• PROBLEM DESCRIPTION: All of the data is to be copied without a single change.

════

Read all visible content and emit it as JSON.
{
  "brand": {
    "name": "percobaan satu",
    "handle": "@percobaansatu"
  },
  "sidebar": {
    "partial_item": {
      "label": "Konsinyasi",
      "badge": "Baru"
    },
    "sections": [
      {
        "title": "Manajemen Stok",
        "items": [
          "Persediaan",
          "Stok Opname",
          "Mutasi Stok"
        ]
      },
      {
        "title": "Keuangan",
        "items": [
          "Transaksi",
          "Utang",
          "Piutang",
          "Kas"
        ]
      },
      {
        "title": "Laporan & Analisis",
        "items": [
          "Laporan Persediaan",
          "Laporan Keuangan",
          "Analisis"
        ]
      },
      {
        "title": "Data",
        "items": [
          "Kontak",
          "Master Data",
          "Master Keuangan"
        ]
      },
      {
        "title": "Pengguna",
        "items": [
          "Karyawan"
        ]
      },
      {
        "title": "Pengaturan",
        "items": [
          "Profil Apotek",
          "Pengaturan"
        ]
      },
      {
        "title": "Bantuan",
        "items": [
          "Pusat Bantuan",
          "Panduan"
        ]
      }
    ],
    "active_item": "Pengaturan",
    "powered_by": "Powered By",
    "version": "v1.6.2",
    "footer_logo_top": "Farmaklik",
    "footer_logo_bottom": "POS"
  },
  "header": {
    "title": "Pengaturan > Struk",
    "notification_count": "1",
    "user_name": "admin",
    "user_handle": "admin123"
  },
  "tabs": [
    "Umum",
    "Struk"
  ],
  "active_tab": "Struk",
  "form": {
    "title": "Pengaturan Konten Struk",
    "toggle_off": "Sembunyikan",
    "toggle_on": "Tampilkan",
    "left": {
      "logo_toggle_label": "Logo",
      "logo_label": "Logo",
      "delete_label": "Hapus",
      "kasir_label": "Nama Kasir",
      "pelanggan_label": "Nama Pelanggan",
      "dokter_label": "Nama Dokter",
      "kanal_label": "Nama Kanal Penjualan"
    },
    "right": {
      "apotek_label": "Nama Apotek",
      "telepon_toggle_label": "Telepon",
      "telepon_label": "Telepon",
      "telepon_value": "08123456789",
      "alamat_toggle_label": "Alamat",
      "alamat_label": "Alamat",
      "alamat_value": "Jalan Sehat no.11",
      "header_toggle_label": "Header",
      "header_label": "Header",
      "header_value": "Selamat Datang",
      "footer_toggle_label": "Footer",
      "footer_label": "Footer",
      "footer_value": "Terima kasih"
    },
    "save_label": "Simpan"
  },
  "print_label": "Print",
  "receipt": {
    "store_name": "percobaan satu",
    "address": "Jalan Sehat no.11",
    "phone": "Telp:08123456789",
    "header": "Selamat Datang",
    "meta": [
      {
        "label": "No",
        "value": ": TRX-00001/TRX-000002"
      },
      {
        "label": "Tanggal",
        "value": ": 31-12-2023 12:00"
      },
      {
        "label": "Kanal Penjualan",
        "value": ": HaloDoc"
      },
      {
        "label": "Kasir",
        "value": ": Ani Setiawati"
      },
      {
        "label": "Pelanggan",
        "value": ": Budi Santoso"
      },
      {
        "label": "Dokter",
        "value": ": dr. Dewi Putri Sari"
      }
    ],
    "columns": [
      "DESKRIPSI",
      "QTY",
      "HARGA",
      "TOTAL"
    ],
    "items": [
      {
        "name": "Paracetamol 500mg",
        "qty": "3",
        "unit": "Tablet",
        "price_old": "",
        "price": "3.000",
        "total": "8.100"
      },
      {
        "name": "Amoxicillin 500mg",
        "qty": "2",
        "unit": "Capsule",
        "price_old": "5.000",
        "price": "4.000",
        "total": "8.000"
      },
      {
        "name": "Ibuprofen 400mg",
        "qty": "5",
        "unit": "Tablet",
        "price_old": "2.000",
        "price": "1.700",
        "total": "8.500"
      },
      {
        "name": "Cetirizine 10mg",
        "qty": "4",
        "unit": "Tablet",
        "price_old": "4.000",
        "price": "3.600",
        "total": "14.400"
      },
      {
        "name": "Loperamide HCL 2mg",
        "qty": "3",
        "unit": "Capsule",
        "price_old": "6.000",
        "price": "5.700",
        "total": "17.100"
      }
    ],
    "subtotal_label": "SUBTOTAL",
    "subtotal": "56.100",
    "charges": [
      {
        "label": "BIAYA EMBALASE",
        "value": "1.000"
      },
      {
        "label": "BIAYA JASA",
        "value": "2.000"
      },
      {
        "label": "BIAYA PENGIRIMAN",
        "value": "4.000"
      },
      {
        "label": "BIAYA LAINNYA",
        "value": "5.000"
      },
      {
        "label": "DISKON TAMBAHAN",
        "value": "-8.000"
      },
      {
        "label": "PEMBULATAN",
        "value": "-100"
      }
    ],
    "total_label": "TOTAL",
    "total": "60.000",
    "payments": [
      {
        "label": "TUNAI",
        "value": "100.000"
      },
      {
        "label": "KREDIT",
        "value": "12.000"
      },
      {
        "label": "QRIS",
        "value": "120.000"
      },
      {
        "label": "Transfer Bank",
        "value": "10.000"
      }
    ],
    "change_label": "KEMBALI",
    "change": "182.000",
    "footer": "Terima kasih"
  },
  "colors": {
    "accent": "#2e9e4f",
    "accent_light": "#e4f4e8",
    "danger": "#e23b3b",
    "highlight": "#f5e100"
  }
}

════

• WORKED SOLUTION:
Read all visible content and emit it as JSON.
{
  "brand": {
    "name": "percobaan satu",
    "handle": "@percobaansatu"
  },
  "sidebar": {
    "partial_item": {
      "label": "Konsinyasi",
      "badge": "Baru"
    },
    "sections": [
      {
        "title": "Manajemen Stok",
        "items": [
          "Persediaan",
          "Stok Opname",
          "Mutasi Stok"
        ]
      },
      {
        "title": "Keuangan",
        "items": [
          "Transaksi",
          "Utang",
          "Piutang",
          "Kas"
        ]
      },
      {
        "title": "Laporan & Analisis",
        "items": [
          "Laporan Persediaan",
          "Laporan Keuangan",
          "Analisis"
        ]
      },
      {
        "title": "Data",
        "items": [
          "Kontak",
          "Master Data",
          "Master Keuangan"
        ]
      },
      {
        "title": "Pengguna",
        "items": [
          "Karyawan"
        ]
      },
      {
        "title": "Pengaturan",
        "items": [
          "Profil Apotek",
          "Pengaturan"
        ]
      },
      {
        "title": "Bantuan",
        "items": [
          "Pusat Bantuan",
          "Panduan"
        ]
      }
    ],
    "active_item": "Pengaturan",
    "powered_by": "Powered By",
    "version": "v1.6.2",
    "footer_logo_top": "Farmaklik",
    "footer_logo_bottom": "POS"
  },
  "header": {
    "title": "Pengaturan > Struk",
    "notification_count": "1",
    "user_name": "admin",
    "user_handle": "admin123"
  },
  "tabs": [
    "Umum",
    "Struk"
  ],
  "active_tab": "Struk",
  "form": {
    "title": "Pengaturan Konten Struk",
    "toggle_off": "Sembunyikan",
    "toggle_on": "Tampilkan",
    "left": {
      "logo_toggle_label": "Logo",
      "logo_label": "Logo",
      "delete_label": "Hapus",
      "kasir_label": "Nama Kasir",
      "pelanggan_label": "Nama Pelanggan",
      "dokter_label": "Nama Dokter",
      "kanal_label": "Nama Kanal Penjualan"
    },
    "right": {
      "apotek_label": "Nama Apotek",
      "telepon_toggle_label": "Telepon",
      "telepon_label": "Telepon",
      "telepon_value": "08123456789",
      "alamat_toggle_label": "Alamat",
      "alamat_label": "Alamat",
      "alamat_value": "Jalan Sehat no.11",
      "header_toggle_label": "Header",
      "header_label": "Header",
      "header_value": "Selamat Datang",
      "footer_toggle_label": "Footer",
      "footer_label": "Footer",
      "footer_value": "Terima kasih"
    },
    "save_label": "Simpan"
  },
  "print_label": "Print",
  "receipt": {
    "store_name": "percobaan satu",
    "address": "Jalan Sehat no.11",
    "phone": "Telp:08123456789",
    "header": "Selamat Datang",
    "meta": [
      {
        "label": "No",
        "value": ": TRX-00001/TRX-000002"
      },
      {
        "label": "Tanggal",
        "value": ": 31-12-2023 12:00"
      },
      {
        "label": "Kanal Penjualan",
        "value": ": HaloDoc"
      },
      {
        "label": "Kasir",
        "value": ": Ani Setiawati"
      },
      {
        "label": "Pelanggan",
        "value": ": Budi Santoso"
      },
      {
        "label": "Dokter",
        "value": ": dr. Dewi Putri Sari"
      }
    ],
    "columns": [
      "DESKRIPSI",
      "QTY",
      "HARGA",
      "TOTAL"
    ],
    "items": [
      {
        "name": "Paracetamol 500mg",
        "qty": "3",
        "unit": "Tablet",
        "price_old": "",
        "price": "3.000",
        "total": "8.100"
      },
      {
        "name": "Amoxicillin 500mg",
        "qty": "2",
        "unit": "Capsule",
        "price_old": "5.000",
        "price": "4.000",
        "total": "8.000"
      },
      {
        "name": "Ibuprofen 400mg",
        "qty": "5",
        "unit": "Tablet",
        "price_old": "2.000",
        "price": "1.700",
        "total": "8.500"
      },
      {
        "name": "Cetirizine 10mg",
        "qty": "4",
        "unit": "Tablet",
        "price_old": "4.000",
        "price": "3.600",
        "total": "14.400"
      },
      {
        "name": "Loperamide HCL 2mg",
        "qty": "3",
        "unit": "Capsule",
        "price_old": "6.000",
        "price": "5.700",
        "total": "17.100"
      }
    ],
    "subtotal_label": "SUBTOTAL",
    "subtotal": "56.100",
    "charges": [
      {
        "label": "BIAYA EMBALASE",
        "value": "1.000"
      },
      {
        "label": "BIAYA JASA",
        "value": "2.000"
      },
      {
        "label": "BIAYA PENGIRIMAN",
        "value": "4.000"
      },
      {
        "label": "BIAYA LAINNYA",
        "value": "5.000"
      },
      {
        "label": "DISKON TAMBAHAN",
        "value": "-8.000"
      },
      {
        "label": "PEMBULATAN",
        "value": "-100"
      }
    ],
    "total_label": "TOTAL",
    "total": "60.000",
    "payments": [
      {
        "label": "TUNAI",
        "value": "100.000"
      },
      {
        "label": "KREDIT",
        "value": "12.000"
      },
      {
        "label": "QRIS",
        "value": "120.000"
      },
      {
        "label": "Transfer Bank",
        "value": "10.000"
      }
    ],
    "change_label": "KEMBALI",
    "change": "182.000",
    "footer": "Terima kasih"
  },
  "colors": {
    "accent": "#2e9e4f",
    "accent_light": "#e4f4e8",
    "danger": "#e23b3b",
    "highlight": "#f5e100"
  }
}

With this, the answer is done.